After a long and hard week, sometimes you just need to get away from the city. It can feel as if the buildings are closing in on you, and all you want to do is escape. Luckily, there are a lot of great spots for hiking near Boston.
Besides hiking near Boston, another option to de-stress is to visit some of the lovely parks in this great city. You’ll find quite a few stunning parks where you can unwind in many of Boston’s great neighborhoods. Spending just 15 minutes a day in a spot of nature will do wonders for your sanity. Lower the barriers to getting outside by choosing to live close to parks and green spaces. Blueground offers stunning apartments in many of Boston’s best neighborhoods, quite a few of which boast stunning parks. All the properties are smartly decorated, completely furnished, and fully equipped, so you can move with little hassle.
One of the amazing things about hiking near Boston is that many of the trails are a path into history, just like the Battle Road Trail. When walking this stunning path that winds through riverside wetlands and forests, you’d never guess that it was the site where the American Revolutions first shots were fired or of Paul Revere’s historic ride.
As you walk the trail, you’ll be taking the same route the Minutemen followed when they went from Lexington Green, where they had their first encounter with British troops, to the Concord Bridge battle.
The latter is the site where mere farmers with few weapons succeeded in holding off the British. The British were, therefore, unable to seize the weapons the Colonists had stockpiled.
The route is five miles long and dotted with historic markers, which are definitely worth reading. You can also enjoy a great multimedia presentation at the visitors’ center. Also, make sure to check out Hartwell Tavern for a stunning look into the past. The trail is open throughout the year, but the center is only open from April to October.
South of Boston, you’ll find a stunning reservation that spans 7,000 acres and surrounds the 22 Blue Hills. Climbing to the summit of Great Blue Hill, which is the highest of the hills at 635 feet, will allow you to see stunning views of the metropolitan area.

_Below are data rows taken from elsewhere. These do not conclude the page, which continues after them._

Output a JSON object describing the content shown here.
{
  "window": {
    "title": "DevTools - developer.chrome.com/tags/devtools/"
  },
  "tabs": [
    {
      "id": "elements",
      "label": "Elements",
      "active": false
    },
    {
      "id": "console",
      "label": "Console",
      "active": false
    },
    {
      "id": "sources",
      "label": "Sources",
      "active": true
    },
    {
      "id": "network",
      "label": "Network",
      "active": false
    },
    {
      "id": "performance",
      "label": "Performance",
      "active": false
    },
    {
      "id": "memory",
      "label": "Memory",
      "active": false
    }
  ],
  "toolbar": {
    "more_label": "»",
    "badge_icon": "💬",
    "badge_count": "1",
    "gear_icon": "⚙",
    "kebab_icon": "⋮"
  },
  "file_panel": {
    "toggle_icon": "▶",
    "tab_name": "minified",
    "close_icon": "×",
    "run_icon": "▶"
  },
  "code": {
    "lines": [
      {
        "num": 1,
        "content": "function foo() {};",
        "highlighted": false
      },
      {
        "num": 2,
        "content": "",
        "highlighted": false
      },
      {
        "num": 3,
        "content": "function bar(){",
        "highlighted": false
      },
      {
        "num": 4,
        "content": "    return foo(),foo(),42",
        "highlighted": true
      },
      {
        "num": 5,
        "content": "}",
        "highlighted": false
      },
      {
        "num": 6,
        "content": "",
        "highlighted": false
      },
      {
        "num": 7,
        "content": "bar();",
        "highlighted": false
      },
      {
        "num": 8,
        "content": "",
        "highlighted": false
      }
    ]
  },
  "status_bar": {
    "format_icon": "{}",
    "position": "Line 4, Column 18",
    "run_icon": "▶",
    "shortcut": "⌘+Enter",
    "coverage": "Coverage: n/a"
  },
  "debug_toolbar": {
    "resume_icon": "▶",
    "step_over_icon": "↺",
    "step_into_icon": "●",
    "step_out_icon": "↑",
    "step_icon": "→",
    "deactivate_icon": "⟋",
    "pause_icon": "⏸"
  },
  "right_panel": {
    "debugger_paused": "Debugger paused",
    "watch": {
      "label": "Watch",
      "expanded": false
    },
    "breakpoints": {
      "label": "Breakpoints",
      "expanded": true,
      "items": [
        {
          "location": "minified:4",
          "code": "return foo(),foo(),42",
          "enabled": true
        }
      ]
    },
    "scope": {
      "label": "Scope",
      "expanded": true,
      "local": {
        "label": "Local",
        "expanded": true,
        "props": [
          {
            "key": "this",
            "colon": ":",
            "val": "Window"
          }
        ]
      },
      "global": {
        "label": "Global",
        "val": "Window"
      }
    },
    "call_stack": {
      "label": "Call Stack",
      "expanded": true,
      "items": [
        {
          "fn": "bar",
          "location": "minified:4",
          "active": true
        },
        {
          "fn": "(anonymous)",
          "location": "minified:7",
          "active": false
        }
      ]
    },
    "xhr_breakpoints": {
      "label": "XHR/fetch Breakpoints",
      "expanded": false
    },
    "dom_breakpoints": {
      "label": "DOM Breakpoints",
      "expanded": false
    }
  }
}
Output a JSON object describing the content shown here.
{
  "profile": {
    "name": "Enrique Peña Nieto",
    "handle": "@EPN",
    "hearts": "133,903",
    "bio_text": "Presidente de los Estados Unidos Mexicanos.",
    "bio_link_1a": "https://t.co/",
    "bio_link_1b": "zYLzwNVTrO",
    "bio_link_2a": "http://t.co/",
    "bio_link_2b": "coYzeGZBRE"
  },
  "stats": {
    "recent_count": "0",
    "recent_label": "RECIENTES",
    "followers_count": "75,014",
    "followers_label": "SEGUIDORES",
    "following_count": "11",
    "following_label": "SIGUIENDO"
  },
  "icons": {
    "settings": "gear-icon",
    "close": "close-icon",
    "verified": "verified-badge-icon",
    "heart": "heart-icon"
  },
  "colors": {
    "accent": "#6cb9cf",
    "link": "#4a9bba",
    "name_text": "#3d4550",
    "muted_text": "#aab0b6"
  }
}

The reservation offers a wide range of options for hiking near Boston. After all, you have 125 miles of trails to pick from. Some of the trails lead to various sites of archaeologic interest. Thus, there are sites with old quarries, with traces of farms, and even with evidence of Native Americans. It also features some beautiful natural habitats that you shouldn’t miss. You can check out marshes, ponds, or swamps, or you can hike through meadows, lowland and highland forests. You can even see an Atlantic white cedar bog.
You can pick up maps from the Blue Hill Reservation headquarters and the rangers will be happy to suggest routes. Don’t forget to check out the Blue Hills Observatory and Science Center and the Blue Hills Trailside Museum.
Though the name might sound like you’ve somehow ended up in a Pirates of the Caribbean movie, we guarantee that you’re still near Boston. Located on the south shore approximately 15 miles from Boston, World’s End is great for everyone, regardless of what you enjoy doing. There’s cross-country skiing, hiking, kayaking, snowshoeing, canoeing, horseback riding, birding, and mountain biking.
World’s End features stunning hills, known as drumlins, that were left behind when the glaciers retreated. The process cleaned the granite ledges, exposing them to the world. They are now covered in cedar and blueberry bushes.
The trails wind around saltwater marshes and go throw beautiful meadows and woodlands. There are even tree-lined carriage lanes designed by Frederick Law Olmsted. Another great thing about World’s End is that you can take your furry best friend with you. While you have to keep your dog on a leash at all times, it still makes for a great alternative to the many dog parks in Boston. Plus, you won’t have to worry about leaving your pooch at home.
Popular with the locals but not that well-known among the rest of the populace, Breakheart Reservation is an amazing spot. It’s located along a more wild portion of the Saugus River north of Boston and offers some beautiful trails. The reservation features a massive hardwood forest, seven hills, two lakes, and much more. The trails circle the lakes, follow the river, and create loops around the reservation.
Bird watchers often line the banks of the river. In summer, the reservation can be a little crowded as people gather on the beaches of the lakes for swimming. However, the trails are usually quiet, even at the peak of the season.
Mount Wachusett is perfect for some serious hiking and for developing great glutes and quads. At 2,006 feet, it’s the tallest mountain in the vicinity of Boston. In winter, skiers invade the mountain, while the summer sees hikers getting their exercises.
On a clear day, you can see as far as New Hampshire’s Mount Monadnock, western Massachusetts’ Berkshires, and Boston’s skyline.
If climbing the mountain seems a little daunting, you can check out the 3,000-acre reservation surrounding it. The Wachusett Mountain State Reservation has forests, ponds, fields, streams, and much more. You can explore all this while walking or hiking along the 17 miles of trails.